The agency also said it is providing consumers with information to help them spot the warning signs of discrimination.
The information applies to auto loans, credit cards, student loans, mortgages, or other credit products.
“We want consumers to avoid the marketplace’s silent pickpocket – discrimination,” said CFPB Director Richard Cordray. “We cannot afford to tolerate practices, intentional or not, that unlawfully price out or cut off segments of the population from the credit markets. That’s why the CFPB is educating consumers about their fair lending rights and pursuing lenders whose practices are discriminatory.”
The CFPB has compiled tips and warning signs which are broken down by category: the consumer’s rights under the Equal Credit Opportunity Act (ECOA); how consumers can protect themselves; and which warning signs consumers should look for.
In a Compliance Bulletin released today, the bureau is also reaffirming its commitment to enforcing the ECOA, by recognizing the “disparate impact” doctrine.
Disparate impact occurs when a lender’s practices or policies are facially neutral but have discriminatory effects.
The CFPB said it will monitor banks and nonbanks under the its supervision for potential fair lending violations, including practices with unlawful discriminatory effects.
In 1994, the Department of Justice and other federal agencies issued the Interagency Policy Statement on Discrimination in Lending.
The agencies agreed that when lenders’ policies or practices amount to “disparate impact” on segments of the population, the lenders may be in violation of fair lending laws.
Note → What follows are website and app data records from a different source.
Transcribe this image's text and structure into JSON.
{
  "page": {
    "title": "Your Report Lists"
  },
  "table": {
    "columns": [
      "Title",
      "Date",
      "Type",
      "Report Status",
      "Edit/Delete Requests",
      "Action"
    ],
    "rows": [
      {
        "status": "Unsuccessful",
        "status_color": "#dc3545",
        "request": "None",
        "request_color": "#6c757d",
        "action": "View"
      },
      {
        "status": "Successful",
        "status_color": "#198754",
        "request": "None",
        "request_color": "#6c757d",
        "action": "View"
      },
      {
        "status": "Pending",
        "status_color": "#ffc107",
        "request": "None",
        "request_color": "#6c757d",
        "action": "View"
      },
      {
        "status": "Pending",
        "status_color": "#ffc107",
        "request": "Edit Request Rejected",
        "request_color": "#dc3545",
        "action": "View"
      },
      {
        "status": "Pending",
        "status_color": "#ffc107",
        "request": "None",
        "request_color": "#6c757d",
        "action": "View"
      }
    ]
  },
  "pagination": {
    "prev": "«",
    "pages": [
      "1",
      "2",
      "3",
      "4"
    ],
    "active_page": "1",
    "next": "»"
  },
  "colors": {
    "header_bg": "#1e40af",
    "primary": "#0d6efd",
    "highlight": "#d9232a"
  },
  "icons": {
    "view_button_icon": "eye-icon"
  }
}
See the CFPB’s Compliance Bulletin.
When it comes to discriminatory lending practices, here are some warning signs:
- You are treated differently in person than on the phone.
- You are discouraged from applying for credit.
- You hear the lender make negative comments about race, national origin, sex, and other protected groups.
- You are refused credit even though you qualify for it.
- You are offered credit with a higher rate than the one you applied for, even though you qualify for the lower rate.
- You are denied credit, but not given a reason why or told how to find out why.
- Your deal sounds too good to be true.
- You feel pushed or pressured to sign.